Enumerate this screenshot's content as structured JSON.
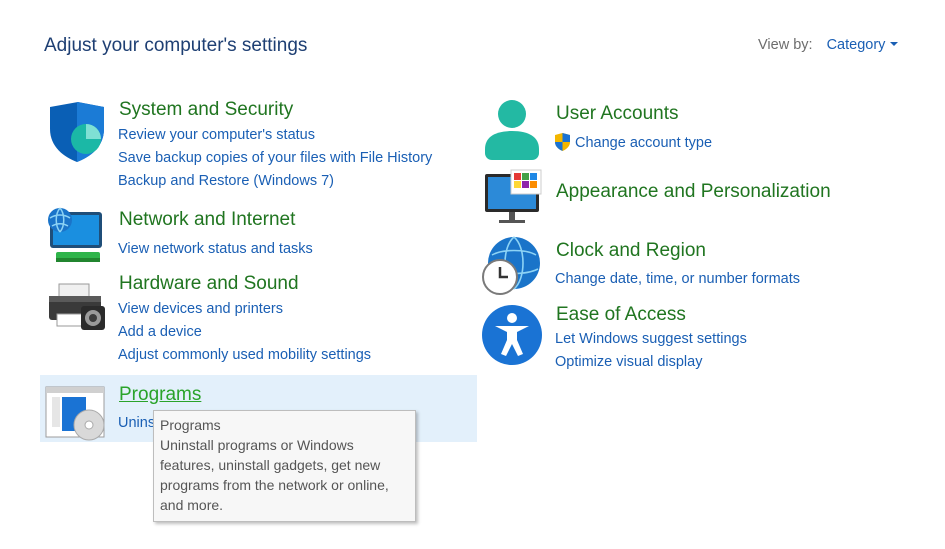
{
  "header": {
    "title": "Adjust your computer's settings",
    "view_by_label": "View by:",
    "view_by_value": "Category"
  },
  "categories": {
    "system_security": {
      "title": "System and Security",
      "links": [
        "Review your computer's status",
        "Save backup copies of your files with File History",
        "Backup and Restore (Windows 7)"
      ]
    },
    "network": {
      "title": "Network and Internet",
      "links": [
        "View network status and tasks"
      ]
    },
    "hardware": {
      "title": "Hardware and Sound",
      "links": [
        "View devices and printers",
        "Add a device",
        "Adjust commonly used mobility settings"
      ]
    },
    "programs": {
      "title": "Programs",
      "links": [
        "Unins"
      ]
    },
    "user_accounts": {
      "title": "User Accounts",
      "links": [
        "Change account type"
      ]
    },
    "appearance": {
      "title": "Appearance and Personalization"
    },
    "clock": {
      "title": "Clock and Region",
      "links": [
        "Change date, time, or number formats"
      ]
    },
    "ease": {
      "title": "Ease of Access",
      "links": [
        "Let Windows suggest settings",
        "Optimize visual display"
      ]
    }
  },
  "tooltip": {
    "title": "Programs",
    "body": "Uninstall programs or Windows features, uninstall gadgets, get new programs from the network or online, and more."
  },
  "colors": {
    "title_blue": "#1e3f73",
    "link_blue": "#1a5fb4",
    "category_green": "#207520",
    "hover_background": "#e3f0fb"
  }
}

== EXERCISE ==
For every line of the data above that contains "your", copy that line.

== RESPONSE AREA ==
    "title": "Adjust your computer's settings",
        "Review your computer's status",
        "Save backup copies of your files with File History",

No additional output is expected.